The on-going challenge for social marketers is turning intangible products (behaviors) and incentives/costs into relevant, everyday actions that have immediate and tangible consequences. The easy example is cigarette smoking, especially as we've gotten so good at it. Tobacco marketers had products in all sizes, shapes, nicotine and tar levels and brands. We had "no smoking" and "it causes __________(fill in the health problem)" that even graces the side of cigarette packaging today. Over time we realized that these exhortations and costs had little influence on teen smoking. We began to search for ways to package nonsmoking that wasn't just the default position of "not cool." We also needed more tangible and immediate costs and benefits (began focusing on bad breath and smells that turned off the opposite sex; being the rebel by not smoking).

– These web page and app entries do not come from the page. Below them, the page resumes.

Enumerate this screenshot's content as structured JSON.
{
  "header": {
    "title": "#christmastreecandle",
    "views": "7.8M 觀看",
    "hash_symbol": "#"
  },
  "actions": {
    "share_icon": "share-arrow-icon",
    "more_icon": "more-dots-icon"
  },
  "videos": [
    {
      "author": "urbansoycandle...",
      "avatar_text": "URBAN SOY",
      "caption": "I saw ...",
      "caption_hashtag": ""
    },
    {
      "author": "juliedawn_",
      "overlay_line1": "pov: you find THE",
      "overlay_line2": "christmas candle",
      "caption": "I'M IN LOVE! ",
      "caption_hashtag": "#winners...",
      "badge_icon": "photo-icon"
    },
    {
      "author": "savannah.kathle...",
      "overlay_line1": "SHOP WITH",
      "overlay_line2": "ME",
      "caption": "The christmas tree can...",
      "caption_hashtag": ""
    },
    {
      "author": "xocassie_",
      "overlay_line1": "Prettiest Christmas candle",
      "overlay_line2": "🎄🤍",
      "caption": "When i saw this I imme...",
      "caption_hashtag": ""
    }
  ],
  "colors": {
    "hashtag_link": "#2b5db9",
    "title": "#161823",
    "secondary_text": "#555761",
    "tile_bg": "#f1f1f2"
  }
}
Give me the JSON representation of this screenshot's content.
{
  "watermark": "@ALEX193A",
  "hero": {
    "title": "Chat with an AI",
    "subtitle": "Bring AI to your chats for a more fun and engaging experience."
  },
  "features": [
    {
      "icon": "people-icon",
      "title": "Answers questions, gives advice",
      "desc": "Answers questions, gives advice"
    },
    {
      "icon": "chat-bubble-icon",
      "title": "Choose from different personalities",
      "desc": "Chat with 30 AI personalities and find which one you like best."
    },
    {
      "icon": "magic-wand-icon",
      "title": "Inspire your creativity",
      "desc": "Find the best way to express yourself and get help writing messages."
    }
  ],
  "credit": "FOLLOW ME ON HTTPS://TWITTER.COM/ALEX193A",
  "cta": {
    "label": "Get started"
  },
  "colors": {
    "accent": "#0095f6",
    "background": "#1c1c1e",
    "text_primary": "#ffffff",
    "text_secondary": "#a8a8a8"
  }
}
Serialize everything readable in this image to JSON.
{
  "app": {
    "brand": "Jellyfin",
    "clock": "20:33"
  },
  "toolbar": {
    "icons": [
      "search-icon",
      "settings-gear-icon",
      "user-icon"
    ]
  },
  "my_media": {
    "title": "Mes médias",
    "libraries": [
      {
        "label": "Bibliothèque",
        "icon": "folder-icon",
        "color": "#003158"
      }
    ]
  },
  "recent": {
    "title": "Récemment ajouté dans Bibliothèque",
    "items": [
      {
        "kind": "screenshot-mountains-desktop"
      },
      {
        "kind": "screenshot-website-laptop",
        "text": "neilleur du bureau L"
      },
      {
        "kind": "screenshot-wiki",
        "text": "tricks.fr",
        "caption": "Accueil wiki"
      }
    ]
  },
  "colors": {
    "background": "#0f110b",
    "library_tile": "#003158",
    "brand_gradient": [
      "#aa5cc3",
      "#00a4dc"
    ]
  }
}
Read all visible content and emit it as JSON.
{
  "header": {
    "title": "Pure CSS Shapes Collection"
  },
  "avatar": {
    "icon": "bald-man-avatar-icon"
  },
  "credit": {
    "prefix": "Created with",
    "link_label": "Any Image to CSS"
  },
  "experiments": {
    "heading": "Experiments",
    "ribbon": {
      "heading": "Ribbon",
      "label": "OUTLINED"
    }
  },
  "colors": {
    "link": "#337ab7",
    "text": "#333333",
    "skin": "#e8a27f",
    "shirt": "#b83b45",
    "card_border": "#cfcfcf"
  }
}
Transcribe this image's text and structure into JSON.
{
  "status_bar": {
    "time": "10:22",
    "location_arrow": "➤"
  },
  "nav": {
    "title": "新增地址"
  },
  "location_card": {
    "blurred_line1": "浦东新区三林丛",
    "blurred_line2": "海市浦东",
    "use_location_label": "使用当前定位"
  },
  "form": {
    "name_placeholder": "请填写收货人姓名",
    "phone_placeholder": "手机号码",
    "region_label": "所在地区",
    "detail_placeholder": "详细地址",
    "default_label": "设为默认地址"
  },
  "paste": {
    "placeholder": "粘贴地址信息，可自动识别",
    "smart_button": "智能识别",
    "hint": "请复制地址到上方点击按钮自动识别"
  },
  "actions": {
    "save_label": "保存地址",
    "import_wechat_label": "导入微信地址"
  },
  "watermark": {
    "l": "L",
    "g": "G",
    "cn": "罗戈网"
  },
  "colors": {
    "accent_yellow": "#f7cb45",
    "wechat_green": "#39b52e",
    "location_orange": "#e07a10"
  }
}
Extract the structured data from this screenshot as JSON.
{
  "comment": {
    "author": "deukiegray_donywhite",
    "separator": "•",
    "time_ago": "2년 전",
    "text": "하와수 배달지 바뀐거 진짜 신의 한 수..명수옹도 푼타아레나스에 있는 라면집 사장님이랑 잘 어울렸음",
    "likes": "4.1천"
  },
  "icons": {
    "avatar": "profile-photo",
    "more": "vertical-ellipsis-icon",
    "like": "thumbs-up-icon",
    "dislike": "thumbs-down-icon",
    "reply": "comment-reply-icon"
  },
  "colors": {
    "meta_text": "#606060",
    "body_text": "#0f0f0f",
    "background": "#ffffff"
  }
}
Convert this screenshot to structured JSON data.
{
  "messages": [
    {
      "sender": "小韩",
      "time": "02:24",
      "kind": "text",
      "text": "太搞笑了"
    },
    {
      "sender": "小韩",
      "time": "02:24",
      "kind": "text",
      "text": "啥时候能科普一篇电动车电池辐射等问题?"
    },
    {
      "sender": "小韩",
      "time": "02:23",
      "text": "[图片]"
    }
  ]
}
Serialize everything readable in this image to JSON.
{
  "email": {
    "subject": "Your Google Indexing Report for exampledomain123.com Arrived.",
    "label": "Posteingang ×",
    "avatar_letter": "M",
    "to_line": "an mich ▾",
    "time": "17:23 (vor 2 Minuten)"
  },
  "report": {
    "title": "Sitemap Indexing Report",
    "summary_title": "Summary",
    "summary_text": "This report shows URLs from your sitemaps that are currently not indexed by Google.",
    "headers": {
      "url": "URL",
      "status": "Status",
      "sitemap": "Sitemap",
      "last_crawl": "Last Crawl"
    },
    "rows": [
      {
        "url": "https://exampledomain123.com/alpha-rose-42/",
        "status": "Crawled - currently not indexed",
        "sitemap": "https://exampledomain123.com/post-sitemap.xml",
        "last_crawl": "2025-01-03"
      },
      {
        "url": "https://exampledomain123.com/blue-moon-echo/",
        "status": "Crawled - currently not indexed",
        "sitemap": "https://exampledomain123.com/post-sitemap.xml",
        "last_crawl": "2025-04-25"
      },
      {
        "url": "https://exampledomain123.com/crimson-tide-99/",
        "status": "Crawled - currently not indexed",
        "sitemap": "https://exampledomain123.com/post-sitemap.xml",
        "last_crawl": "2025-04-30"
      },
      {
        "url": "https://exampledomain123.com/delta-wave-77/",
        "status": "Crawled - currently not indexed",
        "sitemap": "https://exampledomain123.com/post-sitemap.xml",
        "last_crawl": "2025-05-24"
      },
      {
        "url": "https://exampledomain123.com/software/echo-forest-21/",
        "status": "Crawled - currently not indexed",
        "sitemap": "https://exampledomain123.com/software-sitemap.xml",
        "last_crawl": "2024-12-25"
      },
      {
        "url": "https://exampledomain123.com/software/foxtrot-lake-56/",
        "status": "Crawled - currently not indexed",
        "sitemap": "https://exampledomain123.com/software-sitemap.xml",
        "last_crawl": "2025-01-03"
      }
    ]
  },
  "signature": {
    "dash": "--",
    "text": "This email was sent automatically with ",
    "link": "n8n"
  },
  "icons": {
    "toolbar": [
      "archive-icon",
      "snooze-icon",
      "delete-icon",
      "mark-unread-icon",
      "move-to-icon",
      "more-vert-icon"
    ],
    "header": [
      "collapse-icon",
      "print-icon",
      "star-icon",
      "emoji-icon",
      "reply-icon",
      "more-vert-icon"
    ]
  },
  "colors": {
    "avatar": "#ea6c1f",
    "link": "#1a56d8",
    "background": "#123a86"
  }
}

The energy conservation folks have faced a similar problem over the years in my estimation. Yes, there are dozens of tips to conserve energy but those don't dial-in relevance or WIIFM for most people (that's What's In It For Me). Saving energy or money on the monthly energy bills, or reducing the rate of global warming are, I suspect, an even bigger stretch for most people than "getting lung cancer or having a heart attack in your 50s" or "spend your money on other things" are for a 15 year-old who is smoking cigarettes. Which is what makes this campaign from Sustainability Victoria an eye-catcher. As noted at Duncan's TV Ad Land:
"Every day, the energy consumed by the average Victorian home produces 654 balloons or 33 kilograms of greenhouse gas,” Mr Theophanous said. “Research shows that people are concerned about climate change but don’t necessarily think they can do much about it.”
Making the intangible tangible; making the invisible visible. The insight the campaign can build on: it's not that they don't think they can do anything, it's that they don't realize what they're already doing. Now if it were me: black balloon magnets and stickers for the kids to bring home from school and start putting on all the appliances. Think of them as point-of-choice or cues for action for all those tips we've been giving them.
Thanks to Houtlust.